Fr. Gregory Hesse was a character, to be sure. He was something of a caricature of baroque Catholicism, witty, humorous, ultra-Scholastic, and very biting. Initially a worker at the Mercedes-Benz factory, he entered priestly studies in Rome, earned doctorates in Canon Law and Theology from the Angelicum (degrees which he considered worthless), was ordained by Cardinal Marella in St. Peter's Basilica in 1981, and worked as a secretary to Cardinal Stickler in the Vatican for a few years. After orthodoxy forced him into retirement, he discovered the "TLM," although refusing the vintages from Pius XII onward, and, despite, being canonically on good terms with Rome himself, began a loose affiliation with the Society of St. Pius X.
In his theology, Hesse was a Latin neo-Scholastic: precise and legal, although in non-Roman matters he did defer to the Eastern traditions. With regards to the papacy he balanced Vatican I and the limitations on the papacy's power that exist in the Church tradition, glossing over the fact Pius IX did not want them. Most of his opinions were exactly that of Lefebvre's Fraternity at the time: the third Fatima revelation is hidden, the pope is a heretic ("ze pope is a hairy-tik"), the new Mass is probably invalid in the vernacular and so on. Still, he gave his unusual opinions and his less outlandish ideas on the concept of tradition and the immutability of it, including the pope's meddling power, a degree of eloquence his peers the Fraternity lacked.

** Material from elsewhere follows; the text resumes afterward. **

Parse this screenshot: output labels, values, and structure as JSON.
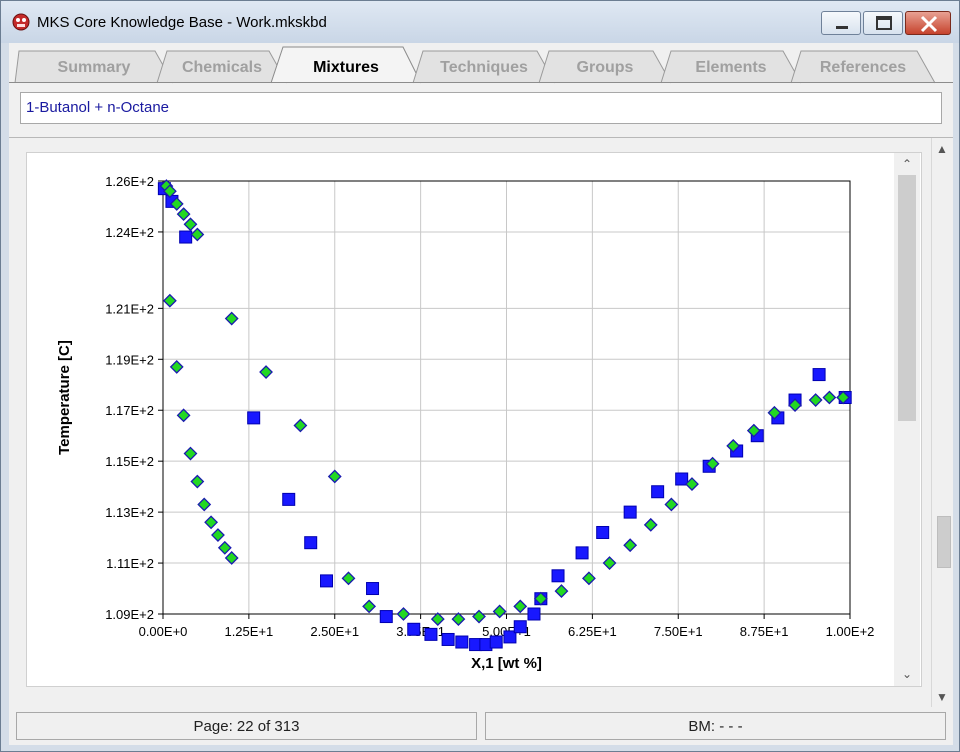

He refused Pius XII's tinkering with Holy Week and passive-aggressively nails him in the video below at 21:30.
Hesse was something of a fop, dressing as a monsignor according to a privilege Urban VIII bestowed on all priests ordained in St. Peter's Basilica (no one tell Fr. Zed!). He was rarely found without a glass of wine and enjoyed the simple wit of G.K. Chesterton. When visiting the United States, he regularly took the opportunity to go after Democrats and to bond with his conservative allies.
Like Quintin Montgomery-Wright, Gregory Hesse was essentially a reactionary traditionalist who held almost all the positions as Marcel Lefebvre. Where he and Montgomery-Wright differed from Lefebvre's priests is character. We are attracted to sympathetic characters in books as we are in real life. Eccentrics make the world interesting, not the dull who suppress their personalities in misguided attempts at humility or careerism. With his love of red wine, right wing politics, American country music, and his German accent, Hesse possessed character in spades. With the passing of so many past characters we are bereft of interesting people in the traditional movement. Let us hope that the good Lord smiles on us again with more vibrant personalities. After all, Ss. Peter and Paul were hardly quiet simpletons who passively repeated what they read in a catechism.